WORK TASK:
Type every record exactly as it appears.
[INFORMATION SUPPLIED]
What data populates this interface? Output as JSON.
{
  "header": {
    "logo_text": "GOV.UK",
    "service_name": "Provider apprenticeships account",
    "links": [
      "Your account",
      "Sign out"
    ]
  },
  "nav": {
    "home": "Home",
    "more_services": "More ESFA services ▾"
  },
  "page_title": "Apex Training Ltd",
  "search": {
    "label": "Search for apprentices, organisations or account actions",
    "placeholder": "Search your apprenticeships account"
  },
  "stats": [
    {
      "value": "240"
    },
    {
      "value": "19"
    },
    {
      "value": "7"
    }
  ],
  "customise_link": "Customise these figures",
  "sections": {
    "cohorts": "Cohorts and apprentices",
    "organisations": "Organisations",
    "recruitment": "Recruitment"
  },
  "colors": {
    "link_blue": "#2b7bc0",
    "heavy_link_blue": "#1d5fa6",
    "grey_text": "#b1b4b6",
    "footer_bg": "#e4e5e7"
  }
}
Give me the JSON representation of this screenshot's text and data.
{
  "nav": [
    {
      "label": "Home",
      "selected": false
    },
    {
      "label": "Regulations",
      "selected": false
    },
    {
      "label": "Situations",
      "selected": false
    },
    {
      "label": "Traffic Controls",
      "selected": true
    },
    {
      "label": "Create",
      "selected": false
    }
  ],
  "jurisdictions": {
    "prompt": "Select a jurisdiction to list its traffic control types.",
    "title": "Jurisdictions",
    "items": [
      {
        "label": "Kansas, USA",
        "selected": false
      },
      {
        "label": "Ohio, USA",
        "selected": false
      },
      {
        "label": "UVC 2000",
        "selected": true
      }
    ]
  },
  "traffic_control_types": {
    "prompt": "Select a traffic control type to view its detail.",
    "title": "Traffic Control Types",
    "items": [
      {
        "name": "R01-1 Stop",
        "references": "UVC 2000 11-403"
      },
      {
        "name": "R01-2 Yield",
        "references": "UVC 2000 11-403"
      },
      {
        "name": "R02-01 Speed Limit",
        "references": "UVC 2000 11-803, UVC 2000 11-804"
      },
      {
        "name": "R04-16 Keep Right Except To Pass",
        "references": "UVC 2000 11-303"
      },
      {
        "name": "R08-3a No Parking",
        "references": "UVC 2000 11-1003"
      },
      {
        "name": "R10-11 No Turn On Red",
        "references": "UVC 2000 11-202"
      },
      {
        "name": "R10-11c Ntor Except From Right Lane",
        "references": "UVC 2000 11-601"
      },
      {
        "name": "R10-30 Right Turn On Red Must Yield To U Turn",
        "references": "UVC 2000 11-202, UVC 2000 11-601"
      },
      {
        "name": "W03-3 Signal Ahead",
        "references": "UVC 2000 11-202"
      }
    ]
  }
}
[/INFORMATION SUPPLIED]
EXERCISE SOLUTION:
What data populates this interface? Output as JSON.
{
  "header": {
    "logo_text": "GOV.UK",
    "service_name": "Provider apprenticeships account",
    "links": [
      "Your account",
      "Sign out"
    ]
  },
  "nav": {
    "home": "Home",
    "more_services": "More ESFA services ▾"
  },
  "page_title": "Apex Training Ltd",
  "search": {
    "label": "Search for apprentices, organisations or account actions",
    "placeholder": "Search your apprenticeships account"
  },
  "stats": [
    {
      "value": "240"
    },
    {
      "value": "19"
    },
    {
      "value": "7"
    }
  ],
  "customise_link": "Customise these figures",
  "sections": {
    "cohorts": "Cohorts and apprentices",
    "organisations": "Organisations",
    "recruitment": "Recruitment"
  },
  "colors": {
    "link_blue": "#2b7bc0",
    "heavy_link_blue": "#1d5fa6",
    "grey_text": "#b1b4b6",
    "footer_bg": "#e4e5e7"
  }
}
Give me the JSON representation of this screenshot's text and data.
{
  "nav": [
    {
      "label": "Home",
      "selected": false
    },
    {
      "label": "Regulations",
      "selected": false
    },
    {
      "label": "Situations",
      "selected": false
    },
    {
      "label": "Traffic Controls",
      "selected": true
    },
    {
      "label": "Create",
      "selected": false
    }
  ],
  "jurisdictions": {
    "prompt": "Select a jurisdiction to list its traffic control types.",
    "title": "Jurisdictions",
    "items": [
      {
        "label": "Kansas, USA",
        "selected": false
      },
      {
        "label": "Ohio, USA",
        "selected": false
      },
      {
        "label": "UVC 2000",
        "selected": true
      }
    ]
  },
  "traffic_control_types": {
    "prompt": "Select a traffic control type to view its detail.",
    "title": "Traffic Control Types",
    "items": [
      {
        "name": "R01-1 Stop",
        "references": "UVC 2000 11-403"
      },
      {
        "name": "R01-2 Yield",
        "references": "UVC 2000 11-403"
      },
      {
        "name": "R02-01 Speed Limit",
        "references": "UVC 2000 11-803, UVC 2000 11-804"
      },
      {
        "name": "R04-16 Keep Right Except To Pass",
        "references": "UVC 2000 11-303"
      },
      {
        "name": "R08-3a No Parking",
        "references": "UVC 2000 11-1003"
      },
      {
        "name": "R10-11 No Turn On Red",
        "references": "UVC 2000 11-202"
      },
      {
        "name": "R10-11c Ntor Except From Right Lane",
        "references": "UVC 2000 11-601"
      },
      {
        "name": "R10-30 Right Turn On Red Must Yield To U Turn",
        "references": "UVC 2000 11-202, UVC 2000 11-601"
      },
      {
        "name": "W03-3 Signal Ahead",
        "references": "UVC 2000 11-202"
      }
    ]
  }
}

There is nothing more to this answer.